Extracted entries:
· · · · ·

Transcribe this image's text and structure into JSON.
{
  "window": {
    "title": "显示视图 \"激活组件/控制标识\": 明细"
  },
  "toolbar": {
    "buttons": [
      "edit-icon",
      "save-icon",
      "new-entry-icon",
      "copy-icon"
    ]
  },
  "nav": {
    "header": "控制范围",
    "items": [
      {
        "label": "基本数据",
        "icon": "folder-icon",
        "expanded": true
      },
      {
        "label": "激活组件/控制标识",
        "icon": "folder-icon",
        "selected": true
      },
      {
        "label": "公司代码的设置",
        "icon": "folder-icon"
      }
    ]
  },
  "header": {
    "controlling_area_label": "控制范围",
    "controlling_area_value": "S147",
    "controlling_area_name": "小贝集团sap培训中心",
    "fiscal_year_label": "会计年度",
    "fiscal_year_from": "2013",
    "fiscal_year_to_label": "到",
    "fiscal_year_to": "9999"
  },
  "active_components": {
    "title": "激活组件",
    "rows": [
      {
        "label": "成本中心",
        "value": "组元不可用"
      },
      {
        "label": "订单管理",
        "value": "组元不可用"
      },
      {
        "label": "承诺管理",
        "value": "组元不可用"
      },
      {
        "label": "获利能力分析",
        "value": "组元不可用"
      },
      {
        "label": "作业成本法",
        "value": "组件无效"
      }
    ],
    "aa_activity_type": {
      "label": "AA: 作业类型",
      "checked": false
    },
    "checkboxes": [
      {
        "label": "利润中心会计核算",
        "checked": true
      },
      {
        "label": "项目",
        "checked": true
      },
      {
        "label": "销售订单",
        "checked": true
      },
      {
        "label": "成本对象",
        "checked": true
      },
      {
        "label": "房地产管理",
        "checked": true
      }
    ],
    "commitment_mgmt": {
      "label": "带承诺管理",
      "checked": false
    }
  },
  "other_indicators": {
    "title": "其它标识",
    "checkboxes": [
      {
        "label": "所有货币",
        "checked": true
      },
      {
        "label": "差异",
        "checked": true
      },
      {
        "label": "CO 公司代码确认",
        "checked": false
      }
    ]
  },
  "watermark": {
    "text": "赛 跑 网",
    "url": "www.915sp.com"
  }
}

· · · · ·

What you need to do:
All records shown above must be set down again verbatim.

Solution for this exercise:
Transcribe this image's text and structure into JSON.
{
  "window": {
    "title": "显示视图 \"激活组件/控制标识\": 明细"
  },
  "toolbar": {
    "buttons": [
      "edit-icon",
      "save-icon",
      "new-entry-icon",
      "copy-icon"
    ]
  },
  "nav": {
    "header": "控制范围",
    "items": [
      {
        "label": "基本数据",
        "icon": "folder-icon",
        "expanded": true
      },
      {
        "label": "激活组件/控制标识",
        "icon": "folder-icon",
        "selected": true
      },
      {
        "label": "公司代码的设置",
        "icon": "folder-icon"
      }
    ]
  },
  "header": {
    "controlling_area_label": "控制范围",
    "controlling_area_value": "S147",
    "controlling_area_name": "小贝集团sap培训中心",
    "fiscal_year_label": "会计年度",
    "fiscal_year_from": "2013",
    "fiscal_year_to_label": "到",
    "fiscal_year_to": "9999"
  },
  "active_components": {
    "title": "激活组件",
    "rows": [
      {
        "label": "成本中心",
        "value": "组元不可用"
      },
      {
        "label": "订单管理",
        "value": "组元不可用"
      },
      {
        "label": "承诺管理",
        "value": "组元不可用"
      },
      {
        "label": "获利能力分析",
        "value": "组元不可用"
      },
      {
        "label": "作业成本法",
        "value": "组件无效"
      }
    ],
    "aa_activity_type": {
      "label": "AA: 作业类型",
      "checked": false
    },
    "checkboxes": [
      {
        "label": "利润中心会计核算",
        "checked": true
      },
      {
        "label": "项目",
        "checked": true
      },
      {
        "label": "销售订单",
        "checked": true
      },
      {
        "label": "成本对象",
        "checked": true
      },
      {
        "label": "房地产管理",
        "checked": true
      }
    ],
    "commitment_mgmt": {
      "label": "带承诺管理",
      "checked": false
    }
  },
  "other_indicators": {
    "title": "其它标识",
    "checkboxes": [
      {
        "label": "所有货币",
        "checked": true
      },
      {
        "label": "差异",
        "checked": true
      },
      {
        "label": "CO 公司代码确认",
        "checked": false
      }
    ]
  },
  "watermark": {
    "text": "赛 跑 网",
    "url": "www.915sp.com"
  }
}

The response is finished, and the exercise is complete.